Are tech money troubles cause for alarm, or business as usual?

Icy, cold, chilly…words that are appearing both in weather reports and outlooks on the tech market this week.

Driving the news: Regardless of what part of the tech ecosystem you look at, the last week has come with headlines that suggest financial struggles are going to stick around:

Tipping propels TikTok to milestone

Like a bartender with a generous pour, TikTok creators have been reeling in the tips. 

What happened: TikTok has become the first non-gaming app to see users spend US$10 billion on the app.
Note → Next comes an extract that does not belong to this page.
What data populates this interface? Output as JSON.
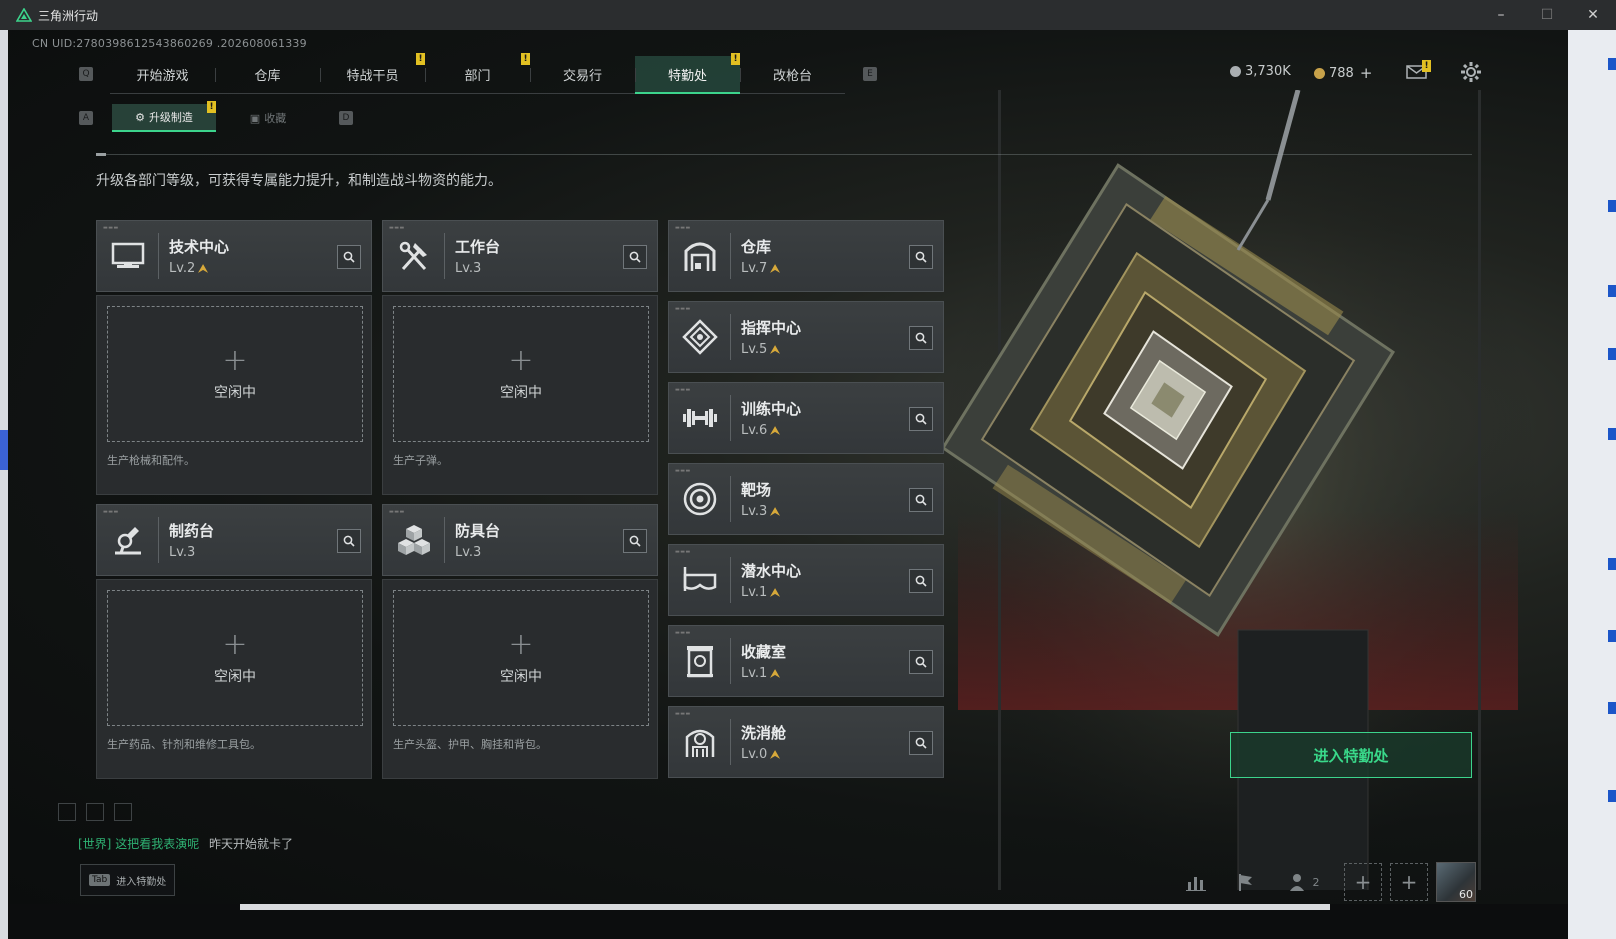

Per TechCrunch, the surge in spending has come from TikTok’s in-app purchases of “coins” — a virtual currency that users can spend to tip the app’s creators.

BlackBerry jams its IPO plans

It’s starting to look like investors might be happier watching BlackBerry the movie than BlackBerry the company.

What happened: BlackBerry is walking back IPO plans for its Internet of Things (IoT) division — which creates in-car operating systems used in 235 million vehicles, among other things — and will promote John Giamatteo, president of its cybersecurity division, to CEO.

Sho me the money

Look away, Blue Jays fans: Shohei Ohtani just signed the biggest contract in pro sports history, and despite some dedicated flight tracking and internet sleuthing, it’s not with Toronto. 

Driving the news: Baseball phenom Shohei Ohtani agreed to a 10-year US$700 million contract (not a typo) with the Los Angeles Dodgers over the weekend, the largest ever in professional sports history.